Hunger is not limited to the homeless and unemployed. Working families are struggling as well.
Many people believe that the only persons who visit food pantries are the homeless and minorities. There is also the perception that some folks who need supplemental food are trifling and are just trying to get free food. I’ve heard it all. The true fact is many people are living below the federal poverty line, comprising one of the largest groups experiencing food insecurity. A large majority of this group visits food pantries to supplement their monthly food budgets. Research has proven that unemployment, which contributes to poverty, is a better predictor of food insecurity in America. However, food insecurities are not limited to the unemployed or individuals below the poverty line.
Working families are also struggling with food insecurity. During the 2014 Hunger in America study, the federal poverty level was $23,550 for a family of four. These families had to choose between food and other necessities: rent, utilities and health care. Because of their lower incomes, 79% of households purchased inexpensive and unhealthy foods. These unhealthy food choices are linked to health issues such as diabetes and high blood pressure.
According to the 2014 Hunger in America study the faces of food pantry clients are:
Households facing challenges in securing full-time positions. The study reports that over half (57%) of employed client households are part-time employees (30 hours or less per week).
Whites (43%); African Americans (26%); and Latinos (20%)
Households that have a member who has served in the US military (20%)
Persons with post-high school education (41%)
Households with an annual household income of $30,000 or less (89%)

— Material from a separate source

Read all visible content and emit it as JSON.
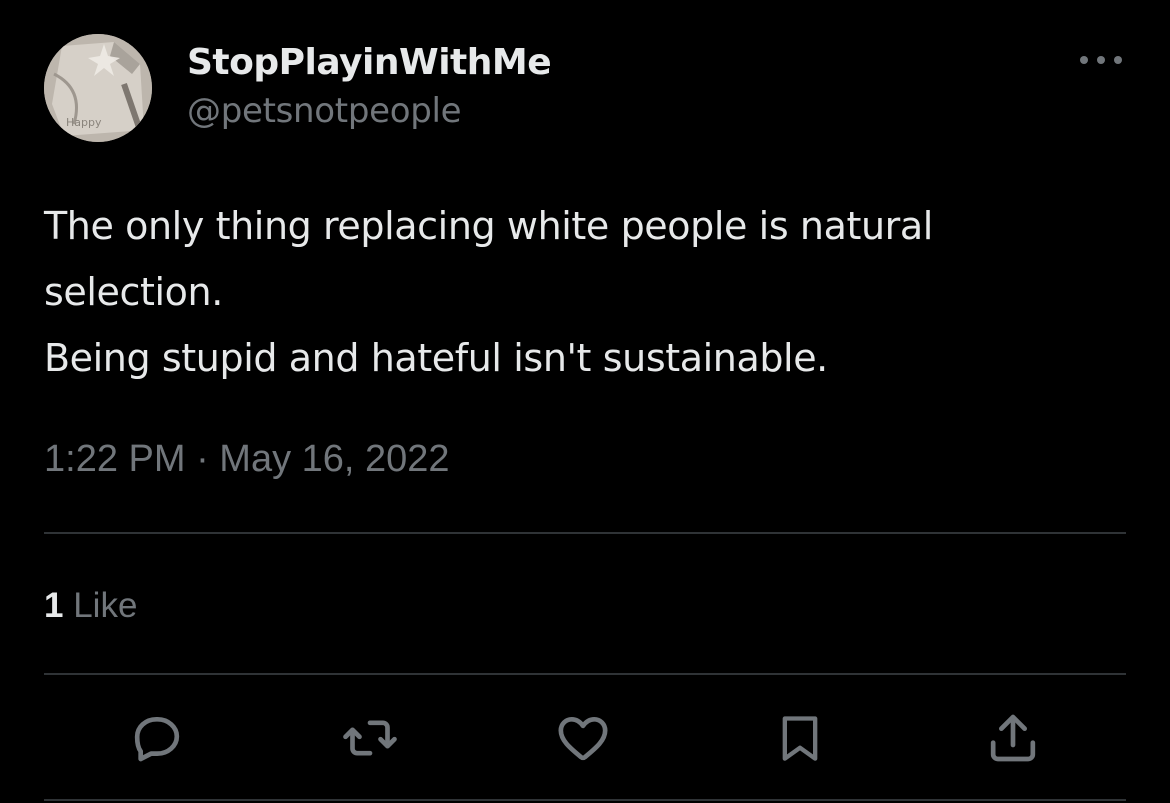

I hope this blog has made you aware of who is hungry in America.
Lets's All Eat Together!
The statistics were provided by the Feeding America 2014 Hunger in America Study.